Filter these entries so that only lines with the word "INJURY" remain.

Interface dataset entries
*** Block opens ***
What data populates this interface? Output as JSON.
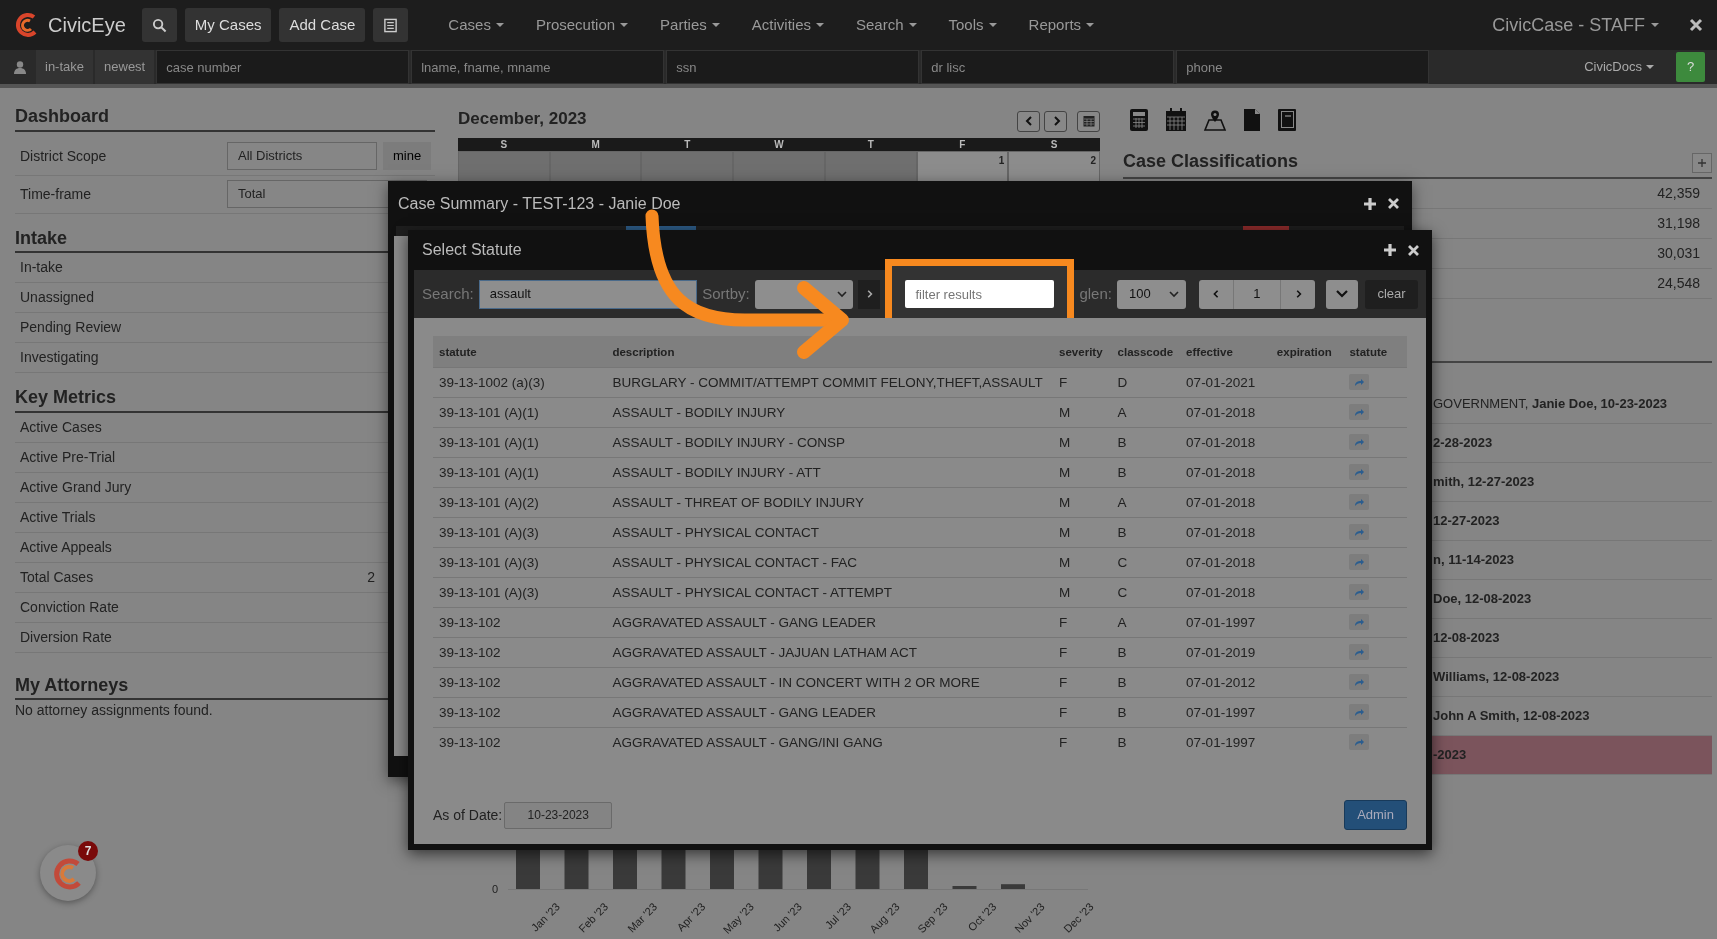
{
  "navbar": {
    "brand": "CivicEye",
    "buttons": [
      "My Cases",
      "Add Case"
    ],
    "menus": [
      "Cases",
      "Prosecution",
      "Parties",
      "Activities",
      "Search",
      "Tools",
      "Reports"
    ],
    "account": "CivicCase - STAFF"
  },
  "quickbar": {
    "tabs": [
      "in-take",
      "newest"
    ],
    "fields": [
      {
        "placeholder": "case number"
      },
      {
        "placeholder": "lname, fname, mname"
      },
      {
        "placeholder": "ssn"
      },
      {
        "placeholder": "dr lisc"
      },
      {
        "placeholder": "phone"
      }
    ],
    "docs": "CivicDocs",
    "help": "?"
  },
  "dashboard": {
    "title": "Dashboard",
    "filters": [
      {
        "label": "District Scope",
        "value": "All Districts",
        "button": "mine"
      },
      {
        "label": "Time-frame",
        "value": "Total"
      }
    ],
    "sections": [
      {
        "title": "Intake",
        "rows": [
          {
            "label": "In-take"
          },
          {
            "label": "Unassigned"
          },
          {
            "label": "Pending Review"
          },
          {
            "label": "Investigating"
          }
        ]
      },
      {
        "title": "Key Metrics",
        "rows": [
          {
            "label": "Active Cases"
          },
          {
            "label": "Active Pre-Trial"
          },
          {
            "label": "Active Grand Jury"
          },
          {
            "label": "Active Trials"
          },
          {
            "label": "Active Appeals"
          },
          {
            "label": "Total Cases",
            "value": "2"
          },
          {
            "label": "Conviction Rate"
          },
          {
            "label": "Diversion Rate"
          }
        ]
      },
      {
        "title": "My Attorneys",
        "note": "No attorney assignments found."
      }
    ]
  },
  "calendar": {
    "title": "December, 2023",
    "weekdays": [
      "S",
      "M",
      "T",
      "W",
      "T",
      "F",
      "S"
    ],
    "days": [
      {
        "other_month": true
      },
      {
        "other_month": true
      },
      {
        "other_month": true
      },
      {
        "other_month": true
      },
      {
        "other_month": true
      },
      {
        "number": "1",
        "other_month": false
      },
      {
        "number": "2",
        "other_month": false
      }
    ]
  },
  "chart": {
    "y_tick": "0",
    "labels": [
      "Jan '23",
      "Feb '23",
      "Mar '23",
      "Apr '23",
      "May '23",
      "Jun '23",
      "Jul '23",
      "Aug '23",
      "Sep '23",
      "Oct '23",
      "Nov '23",
      "Dec '23"
    ]
  },
  "case_classifications": {
    "title": "Case Classifications",
    "values": [
      "42,359",
      "31,198",
      "30,031",
      "24,548"
    ]
  },
  "recent_cases": [
    {
      "prefix": "GOVERNMENT, ",
      "text": "Janie Doe, 10-23-2023",
      "highlighted": false
    },
    {
      "text": "2-28-2023",
      "highlighted": false
    },
    {
      "text": "mith, 12-27-2023",
      "highlighted": false
    },
    {
      "text": "12-27-2023",
      "highlighted": false
    },
    {
      "text": "n, 11-14-2023",
      "highlighted": false
    },
    {
      "text": "Doe, 12-08-2023",
      "highlighted": false
    },
    {
      "text": "12-08-2023",
      "highlighted": false
    },
    {
      "text": "Williams, 12-08-2023",
      "highlighted": false
    },
    {
      "text": "John A Smith, 12-08-2023",
      "highlighted": false
    },
    {
      "text": "-2023",
      "highlighted": true
    }
  ],
  "case_summary": {
    "title": "Case Summary - TEST-123 - Janie Doe"
  },
  "statute_dialog": {
    "title": "Select Statute",
    "search_label": "Search:",
    "search_value": "assault",
    "sort_label": "Sortby:",
    "filter_placeholder": "filter results",
    "pglen_label": "glen:",
    "pglen_value": "100",
    "page": "1",
    "clear": "clear",
    "columns": [
      "statute",
      "description",
      "severity",
      "classcode",
      "effective",
      "expiration",
      "statute"
    ],
    "rows": [
      [
        "39-13-1002 (a)(3)",
        "BURGLARY - COMMIT/ATTEMPT COMMIT FELONY,THEFT,ASSAULT",
        "F",
        "D",
        "07-01-2021"
      ],
      [
        "39-13-101 (A)(1)",
        "ASSAULT - BODILY INJURY",
        "M",
        "A",
        "07-01-2018"
      ],
      [
        "39-13-101 (A)(1)",
        "ASSAULT - BODILY INJURY - CONSP",
        "M",
        "B",
        "07-01-2018"
      ],
      [
        "39-13-101 (A)(1)",
        "ASSAULT - BODILY INJURY - ATT",
        "M",
        "B",
        "07-01-2018"
      ],
      [
        "39-13-101 (A)(2)",
        "ASSAULT - THREAT OF BODILY INJURY",
        "M",
        "A",
        "07-01-2018"
      ],
      [
        "39-13-101 (A)(3)",
        "ASSAULT - PHYSICAL CONTACT",
        "M",
        "B",
        "07-01-2018"
      ],
      [
        "39-13-101 (A)(3)",
        "ASSAULT - PHYSICAL CONTACT - FAC",
        "M",
        "C",
        "07-01-2018"
      ],
      [
        "39-13-101 (A)(3)",
        "ASSAULT - PHYSICAL CONTACT - ATTEMPT",
        "M",
        "C",
        "07-01-2018"
      ],
      [
        "39-13-102",
        "AGGRAVATED ASSAULT - GANG LEADER",
        "F",
        "A",
        "07-01-1997"
      ],
      [
        "39-13-102",
        "AGGRAVATED ASSAULT - JAJUAN LATHAM ACT",
        "F",
        "B",
        "07-01-2019"
      ],
      [
        "39-13-102",
        "AGGRAVATED ASSAULT - IN CONCERT WITH 2 OR MORE",
        "F",
        "B",
        "07-01-2012"
      ],
      [
        "39-13-102",
        "AGGRAVATED ASSAULT - GANG LEADER",
        "F",
        "B",
        "07-01-1997"
      ],
      [
        "39-13-102",
        "AGGRAVATED ASSAULT - GANG/INI GANG",
        "F",
        "B",
        "07-01-1997"
      ]
    ],
    "as_of_label": "As of Date:",
    "as_of_value": "10-23-2023",
    "admin": "Admin"
  },
  "notifications": {
    "count": "7"
  }
}
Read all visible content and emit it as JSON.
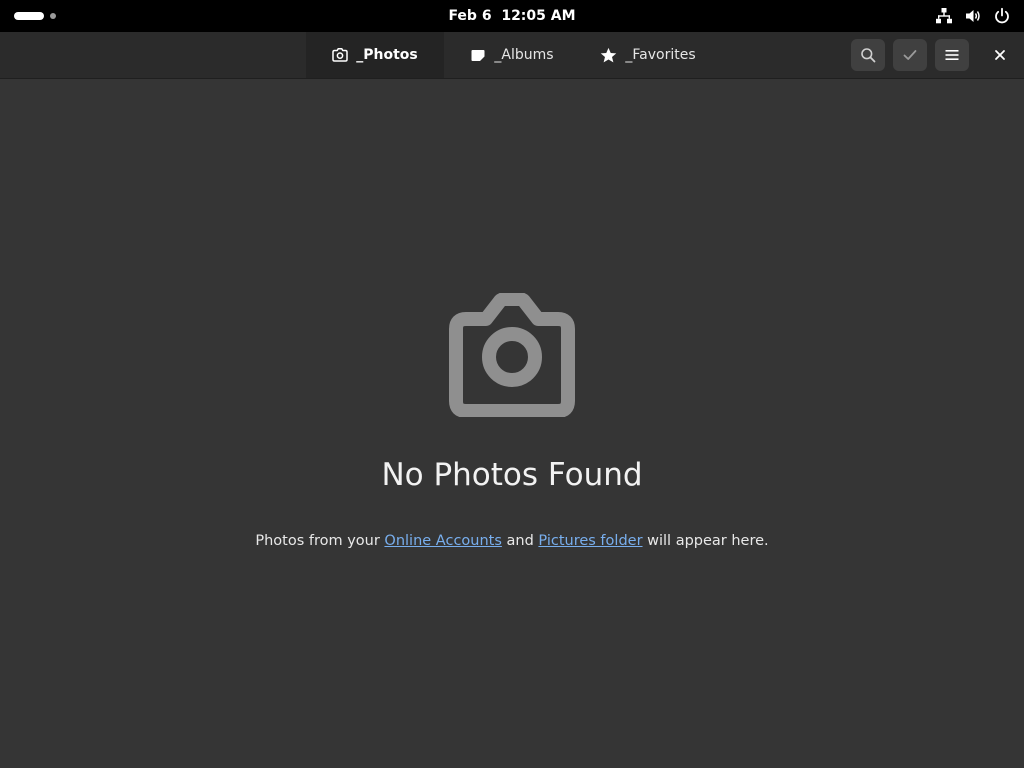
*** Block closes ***
REPLY
        "ASSAULT - BODILY INJURY",
        "ASSAULT - BODILY INJURY - CONSP",
        "ASSAULT - BODILY INJURY - ATT",
        "ASSAULT - THREAT OF BODILY INJURY",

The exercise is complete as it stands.